Basidia 23-31 x 6.5-10 µm, clavate, 4-spored, with sterigmata up to 7 µm long. Spores 7.8-10(-11) x 4-5.4 µm, pip-shaped to somewhat cylindrical, Q 1.6-2.2, Qav ≈ 1.8, smooth, amyloid. Cheilocystidia (without the excrescences) 13-25 x 5-20 µm, occurring mixed with basidia but partly forming a sterile band, scarce to numerous, not embedded in gelatinous matter, clavate, rarely ovoid, subcylindrical or pyriform, covered apically with one to few, straight to flexuous, simple to somewhat branched, cylindrical projections 1.5-45 x 1-4 µm, of which one usually is much longer than the others, rarely smooth or covered with only a few very short excrescences. Pleurocystidia not observed. Lamellar trama dextrinoid. Hyphae of the pileipellis 1-5 µm wide, covered with simple to branched, cylindrical excrescences 1-5(-20) x 0.2-2.5 µm, which may form dense masses and tend to become somewhat gelatinized. Hyphae of the cortical layer of the stipe 1-3(-5) µm wide, smooth to covered with cylindrical excrescences 1-4.5 x 0.5-1 µm, embedded in gelatinous matter, terminal cells 3-4 µm wide, narrowly clavate, diverticulate. Clamp connections present at all tissues.

Gregarious among litter or in moss in alpine Salix shrubs. Autumn.

 

Microphotos of cheilocystidia -1

Microphotos of cheilocystidia -2

Microphotos of cheilocystidia -3
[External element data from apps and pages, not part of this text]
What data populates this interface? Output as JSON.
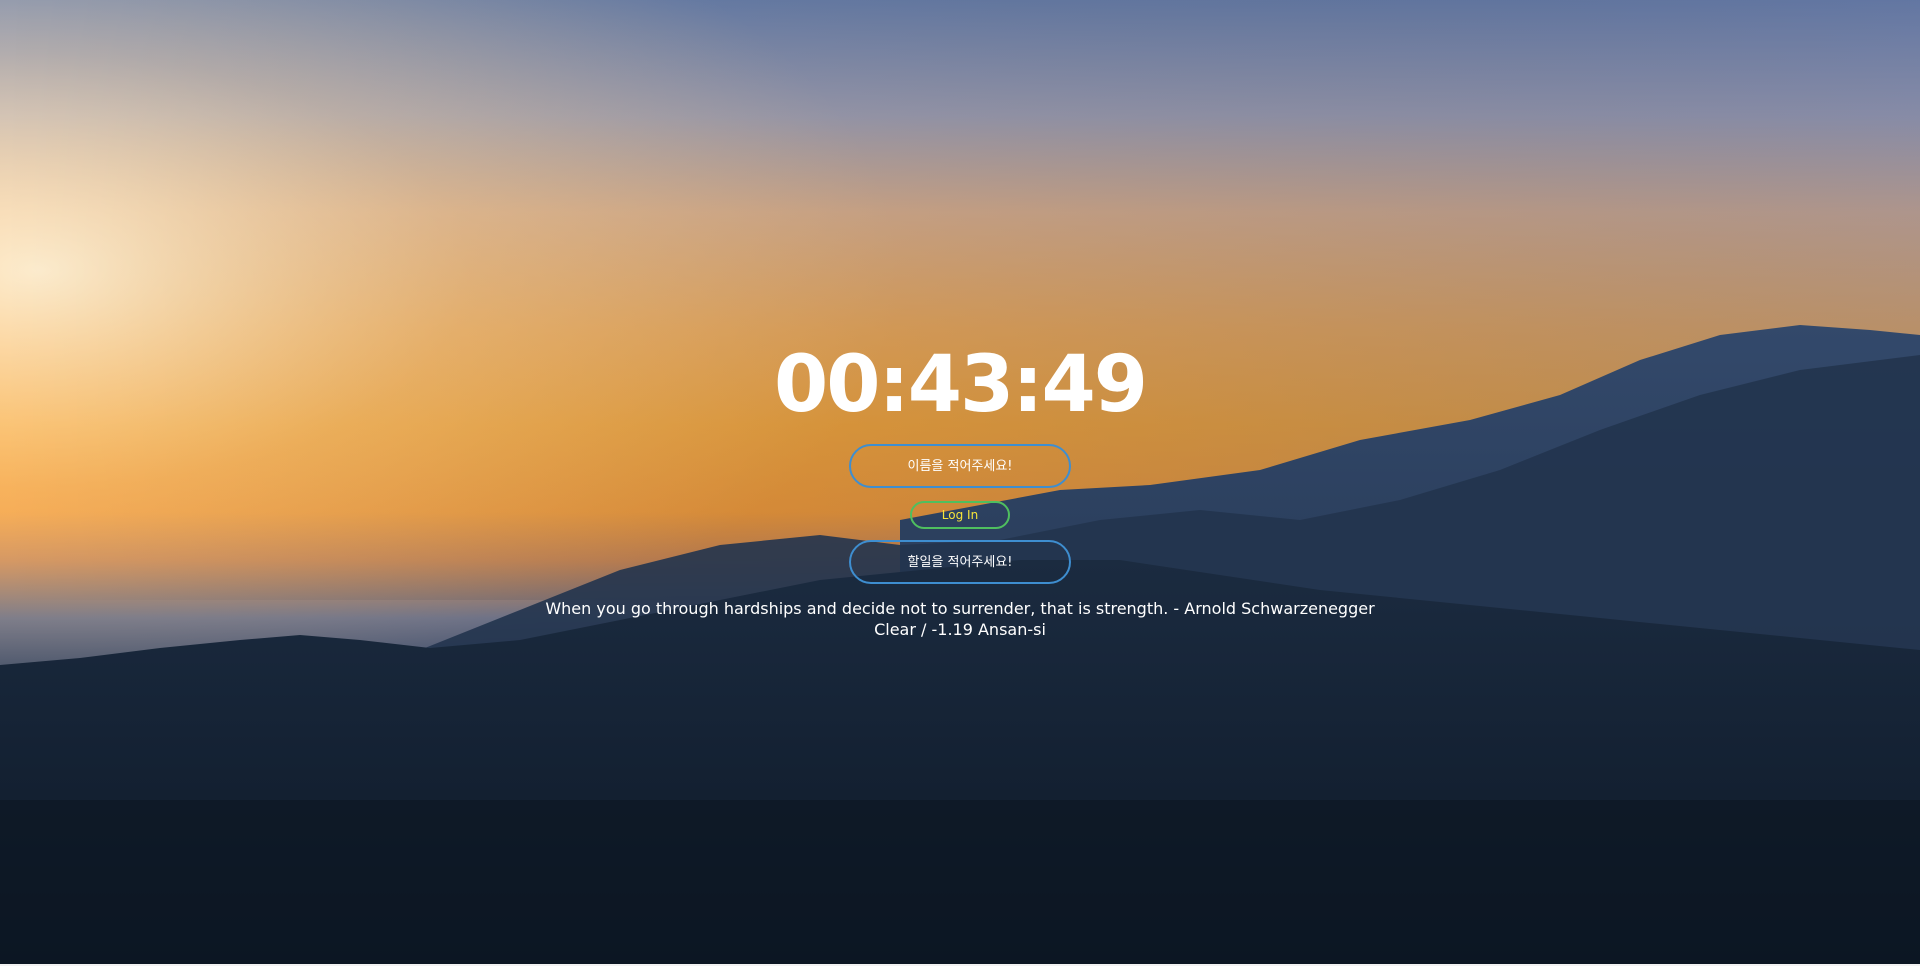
{
  "clock": {
    "time": "00:43:49"
  },
  "login": {
    "name_placeholder": "이름을 적어주세요!",
    "button_label": "Log In"
  },
  "todo": {
    "placeholder": "할일을 적어주세요!"
  },
  "quote": {
    "text": "When you go through hardships and decide not to surrender, that is strength. - Arnold Schwarzenegger"
  },
  "weather": {
    "text": "Clear / -1.19 Ansan-si"
  },
  "colors": {
    "input_border": "#3e8ed0",
    "login_border": "#4fbf5f",
    "login_text": "#f6e43a"
  }
}
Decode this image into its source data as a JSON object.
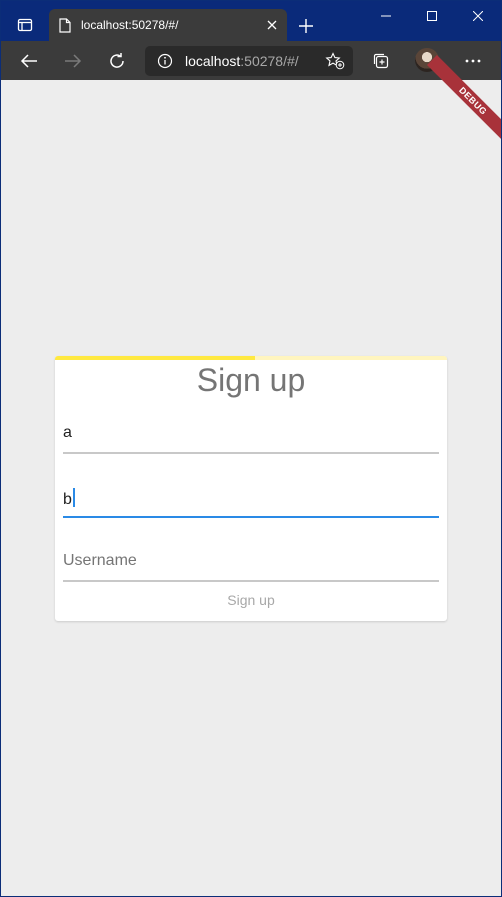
{
  "browser": {
    "tab_title": "localhost:50278/#/",
    "address_host": "localhost",
    "address_path": ":50278/#/"
  },
  "app": {
    "debug_banner": "DEBUG"
  },
  "signup_form": {
    "title": "Sign up",
    "progress": 0.51,
    "field1_value": "a",
    "field2_value": "b",
    "username_placeholder": "Username",
    "submit_label": "Sign up"
  },
  "colors": {
    "progress_fill": "#ffe940",
    "progress_track": "#fff5bf",
    "focus_accent": "#2a8ae6",
    "debug_banner": "#a8323a"
  }
}
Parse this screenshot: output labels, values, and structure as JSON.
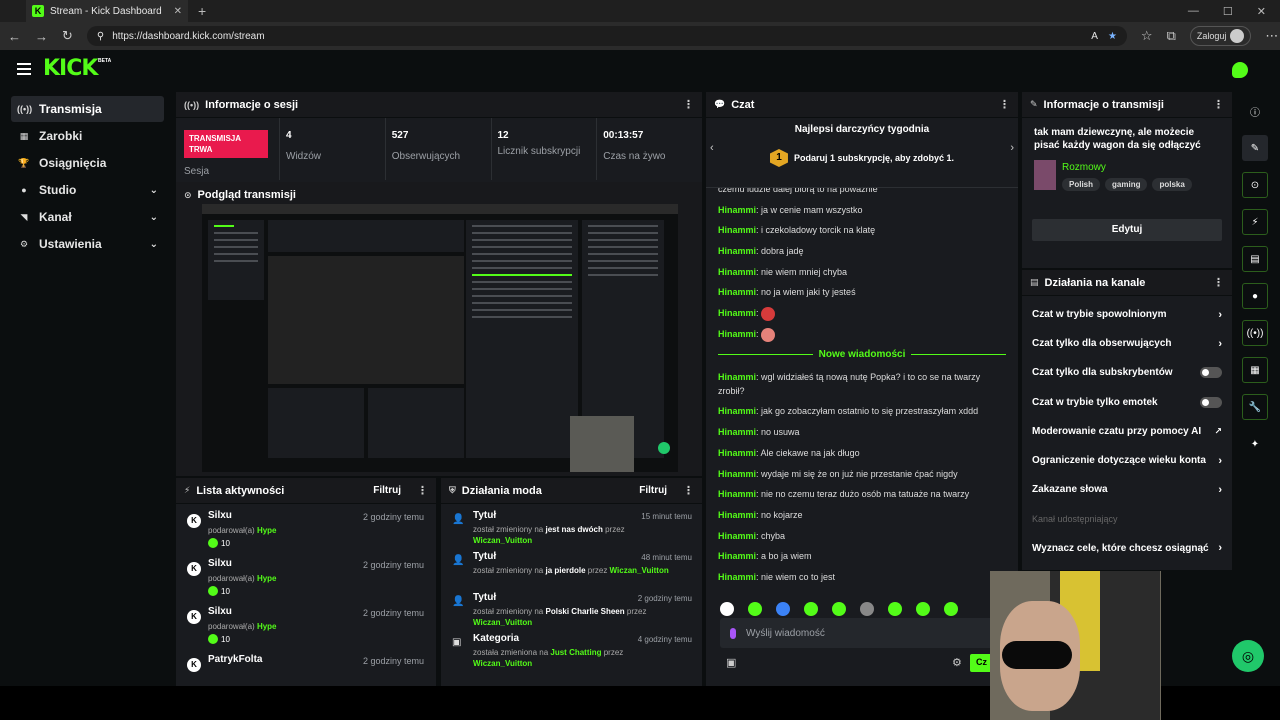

Microphotos of the hyphae of the pileipellis

Microphotos of the hyphae of the cortical layer of the stipe

As mentioned above, Mycena pasvikensis can be confused with M. cinerella in the field. M. pasvikensis seems to be exclusively alpine-arctic but occasionally M. cinerella too can occur in the same habitats. Both species have a farinaceous smell and decurrent lammelae. However, M. pasvikensis usually has a more brownish pileus. Microscopically the two species are very different, particularly in the shape of the cheilocystidia.
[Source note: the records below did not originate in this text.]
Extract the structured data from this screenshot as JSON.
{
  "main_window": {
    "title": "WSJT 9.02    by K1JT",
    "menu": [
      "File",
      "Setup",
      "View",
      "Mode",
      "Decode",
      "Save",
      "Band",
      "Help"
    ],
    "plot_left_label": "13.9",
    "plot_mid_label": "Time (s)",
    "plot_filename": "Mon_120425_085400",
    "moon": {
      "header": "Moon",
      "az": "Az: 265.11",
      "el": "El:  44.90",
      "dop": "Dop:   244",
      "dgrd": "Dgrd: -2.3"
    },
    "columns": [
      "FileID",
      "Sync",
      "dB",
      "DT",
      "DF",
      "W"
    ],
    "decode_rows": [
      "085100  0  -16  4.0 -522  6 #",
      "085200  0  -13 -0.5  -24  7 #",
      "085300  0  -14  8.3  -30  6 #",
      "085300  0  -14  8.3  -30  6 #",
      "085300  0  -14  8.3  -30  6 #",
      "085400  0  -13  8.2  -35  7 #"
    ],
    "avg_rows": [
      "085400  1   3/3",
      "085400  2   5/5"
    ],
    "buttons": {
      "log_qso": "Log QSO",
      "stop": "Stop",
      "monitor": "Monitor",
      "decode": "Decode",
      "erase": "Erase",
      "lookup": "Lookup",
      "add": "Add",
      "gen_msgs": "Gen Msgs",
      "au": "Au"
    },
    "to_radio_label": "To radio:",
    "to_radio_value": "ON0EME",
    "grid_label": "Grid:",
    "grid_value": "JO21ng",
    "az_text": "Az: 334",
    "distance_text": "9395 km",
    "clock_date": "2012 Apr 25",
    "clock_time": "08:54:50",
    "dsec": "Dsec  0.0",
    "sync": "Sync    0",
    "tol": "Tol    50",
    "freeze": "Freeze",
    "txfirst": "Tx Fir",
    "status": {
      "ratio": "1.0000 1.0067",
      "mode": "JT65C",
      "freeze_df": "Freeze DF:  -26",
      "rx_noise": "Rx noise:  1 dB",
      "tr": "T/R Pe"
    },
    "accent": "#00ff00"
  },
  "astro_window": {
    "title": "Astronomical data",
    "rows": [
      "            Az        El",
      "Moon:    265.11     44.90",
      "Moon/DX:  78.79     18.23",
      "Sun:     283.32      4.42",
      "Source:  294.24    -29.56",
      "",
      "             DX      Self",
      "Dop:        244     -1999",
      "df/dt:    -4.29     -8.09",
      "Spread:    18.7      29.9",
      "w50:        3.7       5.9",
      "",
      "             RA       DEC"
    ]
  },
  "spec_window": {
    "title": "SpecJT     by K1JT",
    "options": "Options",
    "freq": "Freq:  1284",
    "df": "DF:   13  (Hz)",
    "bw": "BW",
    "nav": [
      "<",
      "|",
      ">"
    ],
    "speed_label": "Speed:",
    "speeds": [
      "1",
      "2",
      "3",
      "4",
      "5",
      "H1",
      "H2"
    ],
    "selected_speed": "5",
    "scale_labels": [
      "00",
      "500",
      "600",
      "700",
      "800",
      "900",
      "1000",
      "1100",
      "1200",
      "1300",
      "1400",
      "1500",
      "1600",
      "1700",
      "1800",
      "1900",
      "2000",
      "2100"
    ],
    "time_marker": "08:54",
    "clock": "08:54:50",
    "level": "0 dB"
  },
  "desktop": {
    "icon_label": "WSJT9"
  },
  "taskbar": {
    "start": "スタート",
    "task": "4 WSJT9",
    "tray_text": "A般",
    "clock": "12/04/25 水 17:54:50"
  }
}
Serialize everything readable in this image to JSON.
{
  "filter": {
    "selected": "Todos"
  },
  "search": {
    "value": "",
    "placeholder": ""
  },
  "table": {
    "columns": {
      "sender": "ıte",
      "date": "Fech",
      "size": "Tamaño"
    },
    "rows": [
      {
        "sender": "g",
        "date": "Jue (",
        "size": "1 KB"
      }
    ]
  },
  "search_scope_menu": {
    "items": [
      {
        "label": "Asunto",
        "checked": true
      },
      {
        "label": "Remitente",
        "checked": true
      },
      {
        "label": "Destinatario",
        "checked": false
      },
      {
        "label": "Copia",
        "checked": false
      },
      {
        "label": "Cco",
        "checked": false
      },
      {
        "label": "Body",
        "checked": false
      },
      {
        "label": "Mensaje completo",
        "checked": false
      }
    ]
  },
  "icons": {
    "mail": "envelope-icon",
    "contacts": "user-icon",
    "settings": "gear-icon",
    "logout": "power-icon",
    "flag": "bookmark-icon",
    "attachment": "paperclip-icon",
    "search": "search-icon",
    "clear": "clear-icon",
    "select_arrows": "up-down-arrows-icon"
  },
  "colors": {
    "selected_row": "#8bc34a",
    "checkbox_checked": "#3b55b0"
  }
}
There are not yet many records of M. pasvikensis from Norway but the distribution indicates that it probably is not very rare. More likely, it has been misidentified as M. cinerella.

Examined material:

NORWAY: FINNMARK, Sør-Varanger, Øvre Pasvik Nasjonalpark, UTM 35W NS 8099 5855, 18 Aug. 2011, in Sphagnum or Polytrichum,  leg. Inger Kristoffersen & Eddi Johannesen. HORDALAND, Ulvik, Finse, Fetene  UTM(WGS84): MN 193-195 177-183, 10.09.1980, 1205 m.o.h., Rumiceto-Salicetum lapponae, leg. Gro Gulden 615/80 – O-302546, Gro Gulden 612/80 – O-302543, Gro Gulden  614/80 – O-30254, and Gro Gulden  616/80 – O-302547;  Ulvik, Finse, Fetene 26.10.2005, in moss under Salix sp., 1200 m.o.h., leg. A. Aronsen A 25/05 – O-286602. SOGN OG FJORDANE, Lærdal, Hemsedalsfjellet 30.09.2012, alpine Salix shrubs, 1100 m.o.h., leg. I. Kristoffersen & A. Aronsen; 21.09.2013, in moss among Salix shrubs, leg. A. Aronsen. BUSKERUD, Hemsedal, Hemsedalsfjellet ved Slettevatnet UTM 32V MN 54678 59574, 21.09.2013, in alpine Salix shrubs, 1130 m.o.h., leg. A. Aronsen A45/13; Hemsedal, Hemsedalsfjellet ved Heimretjernet, UTM 32V MN 55061 57456, 22.09.2013, in alpine Salix shrubs, 1100 m.o.h., leg. A. Aronsen. TELEMARK, Tinn, ved Møsvann, UTM 32V MM 60605 30873, 14.09.2014, in alpine Salix shrubs, 930 m.o.h, leg. A. Aronsen.

 

© Arne Aronsen 2002-2016